Sarah Jafari: Right. Well, Jay, what are the other projects that you're working on at the moment?

Jay Ingram: So with a couple of friends were trying to launch a podcast. I have to say it's a lot of work. And I kind of thought, well, you know, having a background in radio, it would be easier than it is, but it's not, but we're doing it. But you know, I'm always, I always keep track of what's going on in science. And always trying to think about how certain kinds of information about science might be incorporated. I'll tell you one thing which I liked doing, but we haven't been able to do much lately is that I give science talks with a band and we incorporate rock and roll basically into a science talk based on the premise that, you know, science talks are fine, but surely a science talk with a bat would be better. And we've, we, we do like whole programs. We did, we did one called lunacy about humans going to the moon. Cause we did it for the 50th anniversary of the first planning in 2019 and you know, incorporated a lot of music and a couple of actors and really turned it into much more of a presentation, a show than a talk we've done one called the giant walkthrough brain where we actually moved through the brain and stop in various places and talk about curious and intriguing individuals who are, are prominent in the history of brand science. But you know, doing that during COVID is kind of a non-starter. So we're just biding time until we can do it again.

Sarah Jafari: That's wonderful. Jay, I just wanted to thank you for taking the time to speak with me today. It was honestly such an honor and a delight to be able to speak with you. And I know a lot of our other listeners just like me grew up watching you on the daily planet. So it was just a great experience altogether.

Jay Ingram: Well, thank you. It was really fun.

Sarah Jafari: Thank you.

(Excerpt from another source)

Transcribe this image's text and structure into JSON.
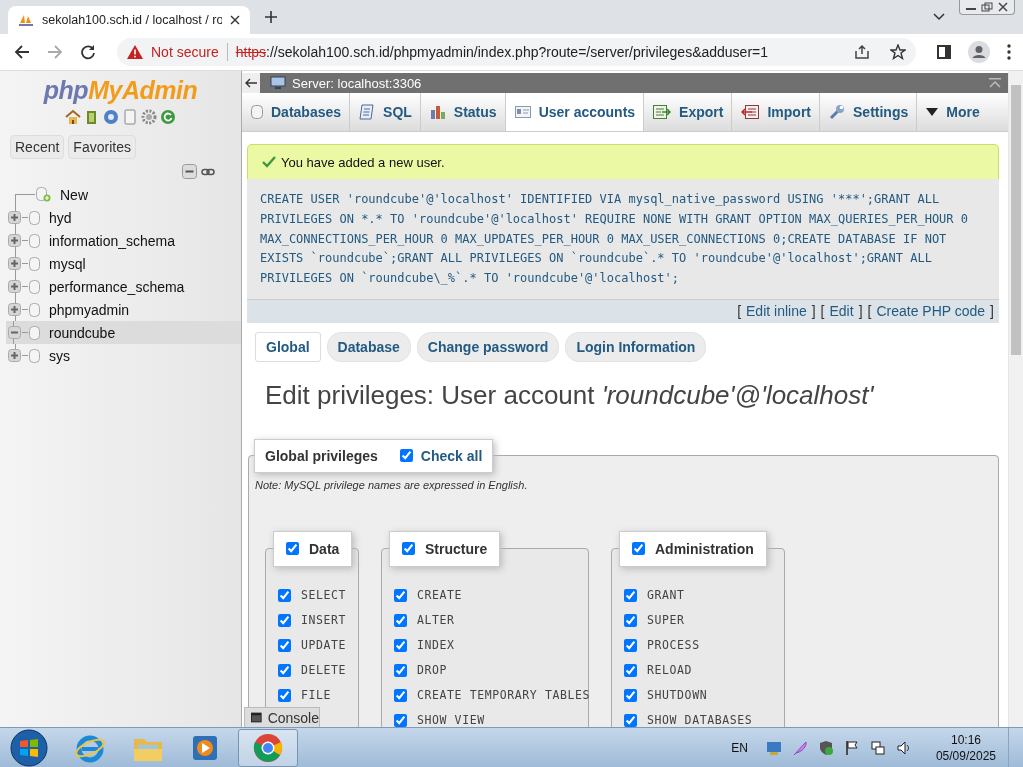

So that's it for this week, everyone make sure you check out our Instagram @Scisection. I'm Sarah Jafari and thank you so much for listening. Take care and stay safe.


bottom of page